partnership for the manufacture and sale of flooring, siding, ceiling,
etc. Their lumberyard is at the Empire Machine Shop. They
have purchased an entire lot of lumber of Sage & Co. and moved it
to the village and will furnish pine flooring, siding, ceilings, etc.,
planed and matched. Also job work such as sawing, planing and
matching for builders, carpenter and others. They have also
purchased part of the machinery used in the sash factory at Ferndell.
Death of Joseph Greenland, age 49
years, of Greenland Williams & Co. When Mr. Greenland entered
the upper room of his currier shop in the rear of his store he fell
through a trap door to the lower floor, about seven feet. He had
been in business in this village for more than 20 years. The
stores were closed during the funeral.
M. Parmelee & Son’s grocery store has been moved to the building two doors west of the post office.
A clock made by Van Riper & Buel
has been placed in the tower of a college in Greencastle, (IN).
It is “a work of admirable ingenuity, and beautiful workmanship in
action. It is the invention of Mr. Van Riper, and it is the
finest specimen yet put in operation.”
Williams and Wormuth, partners in the
late firm of Greenland, Williams & Co., will continue the shoe and
leather business. Andrew Dardis has purchased an interest in the
boot and shoe business of the concern.
Hough’s New Hall to be dedicated.
Disturbance near Carroll’s Grocery, a
low grocery kept on the corner of Albany and Farnham Streets by an
Irishman named Thomas Carroll, where too many of his countrymen take
too much bad liquor. The neighbors hope that the shop may be shut
up. Another such establishment is about to be opened in a cellar

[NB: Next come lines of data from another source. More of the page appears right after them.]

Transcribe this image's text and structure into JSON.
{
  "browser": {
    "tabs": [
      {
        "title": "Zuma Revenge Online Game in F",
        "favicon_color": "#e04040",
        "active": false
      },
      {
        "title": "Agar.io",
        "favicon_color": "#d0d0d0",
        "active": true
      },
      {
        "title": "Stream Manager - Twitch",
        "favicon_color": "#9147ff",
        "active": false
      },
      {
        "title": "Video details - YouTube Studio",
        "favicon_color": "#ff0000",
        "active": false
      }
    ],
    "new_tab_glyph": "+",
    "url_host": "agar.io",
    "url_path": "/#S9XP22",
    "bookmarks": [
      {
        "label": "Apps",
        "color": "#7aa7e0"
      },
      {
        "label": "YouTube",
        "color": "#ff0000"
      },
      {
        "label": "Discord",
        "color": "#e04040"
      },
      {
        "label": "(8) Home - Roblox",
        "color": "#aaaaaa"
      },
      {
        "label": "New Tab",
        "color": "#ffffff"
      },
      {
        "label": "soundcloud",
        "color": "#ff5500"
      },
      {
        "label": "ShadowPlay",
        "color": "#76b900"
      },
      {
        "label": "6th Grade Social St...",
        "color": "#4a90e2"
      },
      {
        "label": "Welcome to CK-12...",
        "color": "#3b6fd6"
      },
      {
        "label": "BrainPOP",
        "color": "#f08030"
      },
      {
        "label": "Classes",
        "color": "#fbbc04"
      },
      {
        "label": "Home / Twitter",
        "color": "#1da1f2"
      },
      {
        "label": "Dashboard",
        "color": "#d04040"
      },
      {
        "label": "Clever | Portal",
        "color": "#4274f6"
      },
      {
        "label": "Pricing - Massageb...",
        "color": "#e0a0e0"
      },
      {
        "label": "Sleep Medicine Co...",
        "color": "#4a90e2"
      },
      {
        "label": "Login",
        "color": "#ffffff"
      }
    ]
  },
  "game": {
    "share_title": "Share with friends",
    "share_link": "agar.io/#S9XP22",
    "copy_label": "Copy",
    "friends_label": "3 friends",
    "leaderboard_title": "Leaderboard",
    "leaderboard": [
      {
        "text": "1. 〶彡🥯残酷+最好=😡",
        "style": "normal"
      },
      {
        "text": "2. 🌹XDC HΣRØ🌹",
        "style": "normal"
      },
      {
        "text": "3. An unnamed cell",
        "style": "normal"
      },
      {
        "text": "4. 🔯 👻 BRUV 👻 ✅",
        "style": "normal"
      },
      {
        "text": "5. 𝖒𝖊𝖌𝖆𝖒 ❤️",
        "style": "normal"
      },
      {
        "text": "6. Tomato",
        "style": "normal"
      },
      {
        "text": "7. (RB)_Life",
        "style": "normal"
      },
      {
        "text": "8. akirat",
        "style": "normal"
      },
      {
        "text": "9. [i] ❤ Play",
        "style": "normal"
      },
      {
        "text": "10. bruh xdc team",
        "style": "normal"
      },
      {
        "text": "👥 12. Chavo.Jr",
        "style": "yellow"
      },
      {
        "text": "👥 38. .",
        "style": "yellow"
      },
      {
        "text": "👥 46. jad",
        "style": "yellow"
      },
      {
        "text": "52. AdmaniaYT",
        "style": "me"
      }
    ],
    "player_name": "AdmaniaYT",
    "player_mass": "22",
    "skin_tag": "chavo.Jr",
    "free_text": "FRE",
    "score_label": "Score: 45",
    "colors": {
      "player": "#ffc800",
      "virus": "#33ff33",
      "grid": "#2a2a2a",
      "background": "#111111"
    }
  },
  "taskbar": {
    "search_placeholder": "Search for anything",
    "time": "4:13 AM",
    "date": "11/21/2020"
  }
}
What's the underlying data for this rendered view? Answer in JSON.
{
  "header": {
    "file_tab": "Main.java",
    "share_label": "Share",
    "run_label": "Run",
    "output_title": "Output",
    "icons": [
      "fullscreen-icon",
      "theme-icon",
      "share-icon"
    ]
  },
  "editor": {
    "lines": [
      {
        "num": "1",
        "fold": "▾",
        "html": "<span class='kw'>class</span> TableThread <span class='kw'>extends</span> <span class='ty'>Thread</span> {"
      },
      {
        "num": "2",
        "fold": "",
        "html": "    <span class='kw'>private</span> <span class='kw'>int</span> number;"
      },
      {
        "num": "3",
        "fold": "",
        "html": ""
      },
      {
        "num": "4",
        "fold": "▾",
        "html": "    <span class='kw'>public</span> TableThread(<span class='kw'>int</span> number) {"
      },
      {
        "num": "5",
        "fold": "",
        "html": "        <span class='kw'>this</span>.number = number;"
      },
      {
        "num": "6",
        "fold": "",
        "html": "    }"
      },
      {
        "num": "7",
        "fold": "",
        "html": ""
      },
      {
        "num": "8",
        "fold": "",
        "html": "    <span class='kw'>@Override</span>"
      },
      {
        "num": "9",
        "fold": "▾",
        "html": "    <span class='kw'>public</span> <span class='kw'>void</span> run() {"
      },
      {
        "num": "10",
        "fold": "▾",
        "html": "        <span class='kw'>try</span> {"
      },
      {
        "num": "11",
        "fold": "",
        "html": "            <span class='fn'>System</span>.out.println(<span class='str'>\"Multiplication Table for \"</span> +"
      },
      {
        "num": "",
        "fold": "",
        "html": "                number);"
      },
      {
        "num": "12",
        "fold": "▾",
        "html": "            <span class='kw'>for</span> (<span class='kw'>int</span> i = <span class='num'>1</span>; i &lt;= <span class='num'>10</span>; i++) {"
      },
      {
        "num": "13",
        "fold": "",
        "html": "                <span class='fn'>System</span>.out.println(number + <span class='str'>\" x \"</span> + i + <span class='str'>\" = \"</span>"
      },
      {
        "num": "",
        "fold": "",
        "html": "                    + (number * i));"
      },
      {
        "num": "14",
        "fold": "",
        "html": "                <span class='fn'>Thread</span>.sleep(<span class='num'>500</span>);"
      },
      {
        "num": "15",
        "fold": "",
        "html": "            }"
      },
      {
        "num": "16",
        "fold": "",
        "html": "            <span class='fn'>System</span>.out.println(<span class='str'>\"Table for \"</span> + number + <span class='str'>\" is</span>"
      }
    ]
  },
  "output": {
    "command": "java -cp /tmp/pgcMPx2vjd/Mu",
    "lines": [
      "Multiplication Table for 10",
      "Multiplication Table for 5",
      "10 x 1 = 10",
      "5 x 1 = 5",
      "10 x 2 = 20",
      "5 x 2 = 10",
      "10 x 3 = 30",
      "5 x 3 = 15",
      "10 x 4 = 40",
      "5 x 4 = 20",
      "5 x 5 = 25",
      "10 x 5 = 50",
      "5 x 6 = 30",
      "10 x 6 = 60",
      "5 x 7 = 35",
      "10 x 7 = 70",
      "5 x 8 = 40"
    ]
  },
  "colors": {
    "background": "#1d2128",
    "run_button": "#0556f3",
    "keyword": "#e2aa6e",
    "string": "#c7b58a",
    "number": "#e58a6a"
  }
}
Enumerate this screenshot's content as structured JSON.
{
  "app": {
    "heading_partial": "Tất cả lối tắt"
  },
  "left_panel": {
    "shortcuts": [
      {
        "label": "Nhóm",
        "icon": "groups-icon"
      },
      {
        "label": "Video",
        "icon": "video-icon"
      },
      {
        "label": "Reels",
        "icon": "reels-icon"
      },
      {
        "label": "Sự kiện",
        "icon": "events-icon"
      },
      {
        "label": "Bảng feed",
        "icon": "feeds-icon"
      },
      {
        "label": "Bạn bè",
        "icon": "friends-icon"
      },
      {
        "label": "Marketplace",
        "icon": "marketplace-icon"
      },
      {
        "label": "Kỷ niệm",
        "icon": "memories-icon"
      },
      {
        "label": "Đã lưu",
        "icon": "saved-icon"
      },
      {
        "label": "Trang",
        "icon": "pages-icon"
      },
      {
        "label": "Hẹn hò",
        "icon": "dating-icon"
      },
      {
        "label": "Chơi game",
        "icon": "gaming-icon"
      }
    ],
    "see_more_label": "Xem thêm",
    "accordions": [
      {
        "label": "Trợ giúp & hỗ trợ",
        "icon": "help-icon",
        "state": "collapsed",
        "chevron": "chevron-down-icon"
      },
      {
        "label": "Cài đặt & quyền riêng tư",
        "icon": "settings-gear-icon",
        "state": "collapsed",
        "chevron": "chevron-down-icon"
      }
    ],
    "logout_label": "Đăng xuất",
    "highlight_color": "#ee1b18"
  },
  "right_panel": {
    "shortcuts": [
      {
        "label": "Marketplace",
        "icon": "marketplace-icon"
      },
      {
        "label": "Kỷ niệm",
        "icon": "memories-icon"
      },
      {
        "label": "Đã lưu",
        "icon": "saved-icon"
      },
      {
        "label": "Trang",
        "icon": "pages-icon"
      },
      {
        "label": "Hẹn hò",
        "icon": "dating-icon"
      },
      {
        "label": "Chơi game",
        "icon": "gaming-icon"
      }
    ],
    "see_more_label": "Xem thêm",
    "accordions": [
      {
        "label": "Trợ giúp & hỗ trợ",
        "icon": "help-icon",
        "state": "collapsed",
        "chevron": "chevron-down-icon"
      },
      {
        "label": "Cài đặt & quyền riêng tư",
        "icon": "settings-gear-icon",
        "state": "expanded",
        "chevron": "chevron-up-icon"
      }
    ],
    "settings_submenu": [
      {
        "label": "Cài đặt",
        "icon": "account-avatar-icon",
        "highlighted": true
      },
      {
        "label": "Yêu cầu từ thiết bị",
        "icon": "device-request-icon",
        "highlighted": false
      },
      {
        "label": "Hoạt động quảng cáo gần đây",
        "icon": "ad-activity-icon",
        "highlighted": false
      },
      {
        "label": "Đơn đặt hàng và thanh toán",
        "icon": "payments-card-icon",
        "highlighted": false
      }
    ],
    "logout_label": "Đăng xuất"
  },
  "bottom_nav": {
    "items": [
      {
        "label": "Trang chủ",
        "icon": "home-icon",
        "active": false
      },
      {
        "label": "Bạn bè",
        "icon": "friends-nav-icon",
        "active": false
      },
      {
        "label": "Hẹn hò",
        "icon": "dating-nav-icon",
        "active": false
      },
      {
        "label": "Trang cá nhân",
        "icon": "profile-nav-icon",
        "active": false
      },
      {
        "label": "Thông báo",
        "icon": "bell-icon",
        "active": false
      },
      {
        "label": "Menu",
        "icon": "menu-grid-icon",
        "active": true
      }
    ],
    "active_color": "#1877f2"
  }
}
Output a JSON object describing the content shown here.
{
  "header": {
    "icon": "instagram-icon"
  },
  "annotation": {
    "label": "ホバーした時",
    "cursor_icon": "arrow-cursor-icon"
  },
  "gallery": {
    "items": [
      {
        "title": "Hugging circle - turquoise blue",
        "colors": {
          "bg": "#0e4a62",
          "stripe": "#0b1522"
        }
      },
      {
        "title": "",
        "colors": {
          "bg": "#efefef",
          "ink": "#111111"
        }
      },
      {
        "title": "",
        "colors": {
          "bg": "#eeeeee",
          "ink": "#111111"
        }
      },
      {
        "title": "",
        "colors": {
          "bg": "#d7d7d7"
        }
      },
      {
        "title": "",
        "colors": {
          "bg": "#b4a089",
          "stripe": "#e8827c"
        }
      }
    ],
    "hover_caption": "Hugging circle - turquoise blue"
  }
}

on Albany Street.
Miss Mary A. Smith opens a Select School in the Eddy Block near the Presbyterian Church.
12/12/1855 S.H. Gillson, proprietor of the Cazenovia House.
Accident at the foundry of Backus &
Hackley. James Dodge was painfully burned but escaped without
dangerous injury. When regulating the engines used in the foundry
a pipe which conducts the steam from the boiler burst, with such force
it knocked him down.
A clock by Van Riper & Buell is on display at the Mechanics Fair in Syracuse.
A serious row at the
“new grocery” recently opened on Albany Street. “The groggery is
kept open for the special benefit of two individuals - the keeper and
the person who owns the cellar.”